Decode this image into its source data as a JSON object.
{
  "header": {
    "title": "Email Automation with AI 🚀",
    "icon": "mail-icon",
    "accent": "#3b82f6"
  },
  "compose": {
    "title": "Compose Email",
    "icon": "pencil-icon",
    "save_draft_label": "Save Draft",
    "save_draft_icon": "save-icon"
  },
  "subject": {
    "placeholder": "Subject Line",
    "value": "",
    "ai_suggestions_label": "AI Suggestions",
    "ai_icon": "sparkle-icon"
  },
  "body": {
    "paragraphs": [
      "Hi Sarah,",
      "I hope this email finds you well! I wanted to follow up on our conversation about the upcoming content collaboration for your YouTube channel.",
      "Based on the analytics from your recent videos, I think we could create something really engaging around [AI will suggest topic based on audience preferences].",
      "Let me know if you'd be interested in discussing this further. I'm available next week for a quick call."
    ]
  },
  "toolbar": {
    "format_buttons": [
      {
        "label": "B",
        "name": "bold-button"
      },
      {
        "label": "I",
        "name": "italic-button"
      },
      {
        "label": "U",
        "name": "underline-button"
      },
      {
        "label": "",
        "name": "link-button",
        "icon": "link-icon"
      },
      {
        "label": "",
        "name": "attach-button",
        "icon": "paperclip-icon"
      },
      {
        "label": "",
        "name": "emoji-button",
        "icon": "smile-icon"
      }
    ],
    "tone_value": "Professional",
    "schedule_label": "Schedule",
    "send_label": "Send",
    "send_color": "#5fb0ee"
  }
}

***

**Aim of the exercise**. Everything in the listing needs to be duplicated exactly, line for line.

**Completed task**.
Decode this image into its source data as a JSON object.
{
  "header": {
    "title": "Email Automation with AI 🚀",
    "icon": "mail-icon",
    "accent": "#3b82f6"
  },
  "compose": {
    "title": "Compose Email",
    "icon": "pencil-icon",
    "save_draft_label": "Save Draft",
    "save_draft_icon": "save-icon"
  },
  "subject": {
    "placeholder": "Subject Line",
    "value": "",
    "ai_suggestions_label": "AI Suggestions",
    "ai_icon": "sparkle-icon"
  },
  "body": {
    "paragraphs": [
      "Hi Sarah,",
      "I hope this email finds you well! I wanted to follow up on our conversation about the upcoming content collaboration for your YouTube channel.",
      "Based on the analytics from your recent videos, I think we could create something really engaging around [AI will suggest topic based on audience preferences].",
      "Let me know if you'd be interested in discussing this further. I'm available next week for a quick call."
    ]
  },
  "toolbar": {
    "format_buttons": [
      {
        "label": "B",
        "name": "bold-button"
      },
      {
        "label": "I",
        "name": "italic-button"
      },
      {
        "label": "U",
        "name": "underline-button"
      },
      {
        "label": "",
        "name": "link-button",
        "icon": "link-icon"
      },
      {
        "label": "",
        "name": "attach-button",
        "icon": "paperclip-icon"
      },
      {
        "label": "",
        "name": "emoji-button",
        "icon": "smile-icon"
      }
    ],
    "tone_value": "Professional",
    "schedule_label": "Schedule",
    "send_label": "Send",
    "send_color": "#5fb0ee"
  }
}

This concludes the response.